» **What you should do**: This exercise asks for the records to be retyped exactly as they read.

» **Data listing**:
----
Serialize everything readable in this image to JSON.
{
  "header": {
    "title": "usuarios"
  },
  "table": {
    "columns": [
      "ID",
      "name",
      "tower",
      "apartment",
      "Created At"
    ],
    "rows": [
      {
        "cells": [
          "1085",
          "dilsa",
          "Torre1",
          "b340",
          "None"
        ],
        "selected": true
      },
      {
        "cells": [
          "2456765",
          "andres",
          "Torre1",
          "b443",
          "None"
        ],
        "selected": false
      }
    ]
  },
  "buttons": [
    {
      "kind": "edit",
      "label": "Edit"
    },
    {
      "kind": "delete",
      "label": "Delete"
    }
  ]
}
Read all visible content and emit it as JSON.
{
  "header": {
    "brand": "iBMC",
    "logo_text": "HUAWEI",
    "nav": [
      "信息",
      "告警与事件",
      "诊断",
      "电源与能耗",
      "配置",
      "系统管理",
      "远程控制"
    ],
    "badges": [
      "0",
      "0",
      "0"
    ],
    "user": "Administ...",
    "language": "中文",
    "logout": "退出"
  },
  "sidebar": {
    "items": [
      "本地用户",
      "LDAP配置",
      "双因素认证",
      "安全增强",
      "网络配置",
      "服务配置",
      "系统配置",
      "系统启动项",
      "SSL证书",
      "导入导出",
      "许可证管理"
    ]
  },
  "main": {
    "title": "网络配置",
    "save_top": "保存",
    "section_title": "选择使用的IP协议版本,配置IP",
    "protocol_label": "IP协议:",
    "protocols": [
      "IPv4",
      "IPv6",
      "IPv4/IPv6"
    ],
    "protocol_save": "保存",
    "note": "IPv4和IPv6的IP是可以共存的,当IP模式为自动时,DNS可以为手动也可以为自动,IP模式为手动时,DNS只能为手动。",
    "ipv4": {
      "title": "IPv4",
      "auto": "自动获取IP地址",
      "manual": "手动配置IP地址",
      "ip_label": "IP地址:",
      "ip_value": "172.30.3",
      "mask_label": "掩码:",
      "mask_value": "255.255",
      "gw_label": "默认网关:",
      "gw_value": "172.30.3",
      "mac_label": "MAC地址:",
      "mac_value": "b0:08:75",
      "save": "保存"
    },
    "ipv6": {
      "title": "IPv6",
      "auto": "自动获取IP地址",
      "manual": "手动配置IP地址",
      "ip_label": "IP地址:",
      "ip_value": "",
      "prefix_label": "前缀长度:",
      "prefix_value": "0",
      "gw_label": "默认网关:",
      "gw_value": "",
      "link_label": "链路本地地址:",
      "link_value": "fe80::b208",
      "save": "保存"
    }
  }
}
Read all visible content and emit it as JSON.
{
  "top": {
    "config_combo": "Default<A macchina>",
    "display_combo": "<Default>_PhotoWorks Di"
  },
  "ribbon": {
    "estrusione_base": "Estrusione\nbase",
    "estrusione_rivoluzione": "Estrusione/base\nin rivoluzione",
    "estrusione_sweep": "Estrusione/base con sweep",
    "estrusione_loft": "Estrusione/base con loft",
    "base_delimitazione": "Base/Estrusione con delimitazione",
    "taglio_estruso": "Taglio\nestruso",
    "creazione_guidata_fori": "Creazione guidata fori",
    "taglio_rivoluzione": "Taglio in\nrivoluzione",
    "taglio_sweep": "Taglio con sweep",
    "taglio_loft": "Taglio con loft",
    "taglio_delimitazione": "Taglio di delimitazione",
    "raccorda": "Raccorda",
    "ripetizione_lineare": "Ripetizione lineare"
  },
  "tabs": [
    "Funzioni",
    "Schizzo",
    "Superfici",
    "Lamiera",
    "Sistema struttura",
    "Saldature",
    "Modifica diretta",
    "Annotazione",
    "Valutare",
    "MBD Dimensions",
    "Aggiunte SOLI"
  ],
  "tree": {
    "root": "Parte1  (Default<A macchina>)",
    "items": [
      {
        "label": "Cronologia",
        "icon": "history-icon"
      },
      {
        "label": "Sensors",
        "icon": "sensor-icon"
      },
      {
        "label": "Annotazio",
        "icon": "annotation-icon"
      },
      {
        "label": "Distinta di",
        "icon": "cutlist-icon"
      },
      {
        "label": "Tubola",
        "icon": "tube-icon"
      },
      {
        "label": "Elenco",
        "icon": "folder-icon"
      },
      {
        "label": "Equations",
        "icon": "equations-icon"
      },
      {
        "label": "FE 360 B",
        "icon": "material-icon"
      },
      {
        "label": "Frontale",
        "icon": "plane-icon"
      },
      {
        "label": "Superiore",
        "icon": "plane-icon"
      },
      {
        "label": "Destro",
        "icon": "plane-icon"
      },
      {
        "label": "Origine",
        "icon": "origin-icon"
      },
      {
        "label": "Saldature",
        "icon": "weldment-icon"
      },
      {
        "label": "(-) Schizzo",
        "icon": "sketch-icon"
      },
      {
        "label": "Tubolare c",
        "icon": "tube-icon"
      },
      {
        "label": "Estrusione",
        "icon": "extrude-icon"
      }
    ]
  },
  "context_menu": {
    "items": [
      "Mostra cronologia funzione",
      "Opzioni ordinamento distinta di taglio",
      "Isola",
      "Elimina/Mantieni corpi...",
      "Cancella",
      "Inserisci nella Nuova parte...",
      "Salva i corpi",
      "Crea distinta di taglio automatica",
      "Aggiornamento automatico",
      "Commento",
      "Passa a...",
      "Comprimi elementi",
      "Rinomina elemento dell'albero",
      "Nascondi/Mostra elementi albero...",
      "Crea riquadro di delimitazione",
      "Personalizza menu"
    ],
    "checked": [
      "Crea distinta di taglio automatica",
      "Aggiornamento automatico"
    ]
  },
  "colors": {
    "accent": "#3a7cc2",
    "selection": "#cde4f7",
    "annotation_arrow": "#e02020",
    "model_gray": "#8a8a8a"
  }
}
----
» **The answer**:
Serialize everything readable in this image to JSON.
{
  "header": {
    "title": "usuarios"
  },
  "table": {
    "columns": [
      "ID",
      "name",
      "tower",
      "apartment",
      "Created At"
    ],
    "rows": [
      {
        "cells": [
          "1085",
          "dilsa",
          "Torre1",
          "b340",
          "None"
        ],
        "selected": true
      },
      {
        "cells": [
          "2456765",
          "andres",
          "Torre1",
          "b443",
          "None"
        ],
        "selected": false
      }
    ]
  },
  "buttons": [
    {
      "kind": "edit",
      "label": "Edit"
    },
    {
      "kind": "delete",
      "label": "Delete"
    }
  ]
}
Read all visible content and emit it as JSON.
{
  "header": {
    "brand": "iBMC",
    "logo_text": "HUAWEI",
    "nav": [
      "信息",
      "告警与事件",
      "诊断",
      "电源与能耗",
      "配置",
      "系统管理",
      "远程控制"
    ],
    "badges": [
      "0",
      "0",
      "0"
    ],
    "user": "Administ...",
    "language": "中文",
    "logout": "退出"
  },
  "sidebar": {
    "items": [
      "本地用户",
      "LDAP配置",
      "双因素认证",
      "安全增强",
      "网络配置",
      "服务配置",
      "系统配置",
      "系统启动项",
      "SSL证书",
      "导入导出",
      "许可证管理"
    ]
  },
  "main": {
    "title": "网络配置",
    "save_top": "保存",
    "section_title": "选择使用的IP协议版本,配置IP",
    "protocol_label": "IP协议:",
    "protocols": [
      "IPv4",
      "IPv6",
      "IPv4/IPv6"
    ],
    "protocol_save": "保存",
    "note": "IPv4和IPv6的IP是可以共存的,当IP模式为自动时,DNS可以为手动也可以为自动,IP模式为手动时,DNS只能为手动。",
    "ipv4": {
      "title": "IPv4",
      "auto": "自动获取IP地址",
      "manual": "手动配置IP地址",
      "ip_label": "IP地址:",
      "ip_value": "172.30.3",
      "mask_label": "掩码:",
      "mask_value": "255.255",
      "gw_label": "默认网关:",
      "gw_value": "172.30.3",
      "mac_label": "MAC地址:",
      "mac_value": "b0:08:75",
      "save": "保存"
    },
    "ipv6": {
      "title": "IPv6",
      "auto": "自动获取IP地址",
      "manual": "手动配置IP地址",
      "ip_label": "IP地址:",
      "ip_value": "",
      "prefix_label": "前缀长度:",
      "prefix_value": "0",
      "gw_label": "默认网关:",
      "gw_value": "",
      "link_label": "链路本地地址:",
      "link_value": "fe80::b208",
      "save": "保存"
    }
  }
}
Read all visible content and emit it as JSON.
{
  "top": {
    "config_combo": "Default<A macchina>",
    "display_combo": "<Default>_PhotoWorks Di"
  },
  "ribbon": {
    "estrusione_base": "Estrusione\nbase",
    "estrusione_rivoluzione": "Estrusione/base\nin rivoluzione",
    "estrusione_sweep": "Estrusione/base con sweep",
    "estrusione_loft": "Estrusione/base con loft",
    "base_delimitazione": "Base/Estrusione con delimitazione",
    "taglio_estruso": "Taglio\nestruso",
    "creazione_guidata_fori": "Creazione guidata fori",
    "taglio_rivoluzione": "Taglio in\nrivoluzione",
    "taglio_sweep": "Taglio con sweep",
    "taglio_loft": "Taglio con loft",
    "taglio_delimitazione": "Taglio di delimitazione",
    "raccorda": "Raccorda",
    "ripetizione_lineare": "Ripetizione lineare"
  },
  "tabs": [
    "Funzioni",
    "Schizzo",
    "Superfici",
    "Lamiera",
    "Sistema struttura",
    "Saldature",
    "Modifica diretta",
    "Annotazione",
    "Valutare",
    "MBD Dimensions",
    "Aggiunte SOLI"
  ],
  "tree": {
    "root": "Parte1  (Default<A macchina>)",
    "items": [
      {
        "label": "Cronologia",
        "icon": "history-icon"
      },
      {
        "label": "Sensors",
        "icon": "sensor-icon"
      },
      {
        "label": "Annotazio",
        "icon": "annotation-icon"
      },
      {
        "label": "Distinta di",
        "icon": "cutlist-icon"
      },
      {
        "label": "Tubola",
        "icon": "tube-icon"
      },
      {
        "label": "Elenco",
        "icon": "folder-icon"
      },
      {
        "label": "Equations",
        "icon": "equations-icon"
      },
      {
        "label": "FE 360 B",
        "icon": "material-icon"
      },
      {
        "label": "Frontale",
        "icon": "plane-icon"
      },
      {
        "label": "Superiore",
        "icon": "plane-icon"
      },
      {
        "label": "Destro",
        "icon": "plane-icon"
      },
      {
        "label": "Origine",
        "icon": "origin-icon"
      },
      {
        "label": "Saldature",
        "icon": "weldment-icon"
      },
      {
        "label": "(-) Schizzo",
        "icon": "sketch-icon"
      },
      {
        "label": "Tubolare c",
        "icon": "tube-icon"
      },
      {
        "label": "Estrusione",
        "icon": "extrude-icon"
      }
    ]
  },
  "context_menu": {
    "items": [
      "Mostra cronologia funzione",
      "Opzioni ordinamento distinta di taglio",
      "Isola",
      "Elimina/Mantieni corpi...",
      "Cancella",
      "Inserisci nella Nuova parte...",
      "Salva i corpi",
      "Crea distinta di taglio automatica",
      "Aggiornamento automatico",
      "Commento",
      "Passa a...",
      "Comprimi elementi",
      "Rinomina elemento dell'albero",
      "Nascondi/Mostra elementi albero...",
      "Crea riquadro di delimitazione",
      "Personalizza menu"
    ],
    "checked": [
      "Crea distinta di taglio automatica",
      "Aggiornamento automatico"
    ]
  },
  "colors": {
    "accent": "#3a7cc2",
    "selection": "#cde4f7",
    "annotation_arrow": "#e02020",
    "model_gray": "#8a8a8a"
  }
}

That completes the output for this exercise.